- _What you will do_:
What lines in the data hold the string "true"? Show them.

- _Supplied information_:
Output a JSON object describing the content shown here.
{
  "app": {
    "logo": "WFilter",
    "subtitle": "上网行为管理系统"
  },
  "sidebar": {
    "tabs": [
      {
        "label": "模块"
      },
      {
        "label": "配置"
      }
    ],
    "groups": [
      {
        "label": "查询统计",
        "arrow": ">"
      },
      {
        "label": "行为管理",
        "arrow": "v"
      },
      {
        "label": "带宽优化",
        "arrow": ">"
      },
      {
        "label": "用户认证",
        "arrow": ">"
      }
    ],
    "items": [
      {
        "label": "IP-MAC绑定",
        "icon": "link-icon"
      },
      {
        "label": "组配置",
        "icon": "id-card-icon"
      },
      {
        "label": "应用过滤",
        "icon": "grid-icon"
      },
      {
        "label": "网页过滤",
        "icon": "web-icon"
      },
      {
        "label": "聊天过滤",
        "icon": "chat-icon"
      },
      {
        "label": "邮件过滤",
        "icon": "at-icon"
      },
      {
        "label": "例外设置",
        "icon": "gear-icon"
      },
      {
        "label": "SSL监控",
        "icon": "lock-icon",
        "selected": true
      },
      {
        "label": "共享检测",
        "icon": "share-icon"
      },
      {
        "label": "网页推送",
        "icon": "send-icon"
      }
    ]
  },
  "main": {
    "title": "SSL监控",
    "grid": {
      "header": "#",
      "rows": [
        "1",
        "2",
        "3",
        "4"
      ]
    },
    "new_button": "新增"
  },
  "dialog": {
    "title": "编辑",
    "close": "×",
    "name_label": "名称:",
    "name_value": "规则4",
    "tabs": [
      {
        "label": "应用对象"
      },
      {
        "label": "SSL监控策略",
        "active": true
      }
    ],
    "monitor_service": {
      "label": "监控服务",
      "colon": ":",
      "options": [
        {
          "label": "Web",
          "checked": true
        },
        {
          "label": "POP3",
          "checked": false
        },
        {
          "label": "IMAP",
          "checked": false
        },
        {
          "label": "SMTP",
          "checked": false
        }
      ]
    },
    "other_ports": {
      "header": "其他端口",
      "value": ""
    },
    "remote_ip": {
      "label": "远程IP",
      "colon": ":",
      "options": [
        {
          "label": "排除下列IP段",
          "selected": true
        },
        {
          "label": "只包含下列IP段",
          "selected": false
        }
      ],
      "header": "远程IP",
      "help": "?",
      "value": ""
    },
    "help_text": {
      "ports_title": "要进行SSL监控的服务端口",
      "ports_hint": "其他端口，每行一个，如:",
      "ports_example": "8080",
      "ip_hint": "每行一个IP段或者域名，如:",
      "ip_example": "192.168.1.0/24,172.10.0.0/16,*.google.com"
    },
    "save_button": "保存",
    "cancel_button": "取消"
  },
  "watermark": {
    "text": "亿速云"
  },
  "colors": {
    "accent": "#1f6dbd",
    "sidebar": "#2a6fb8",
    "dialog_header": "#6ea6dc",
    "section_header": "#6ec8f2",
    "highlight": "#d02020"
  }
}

- _Solved problem_:
        "selected": true
        "active": true
          "checked": true
          "selected": true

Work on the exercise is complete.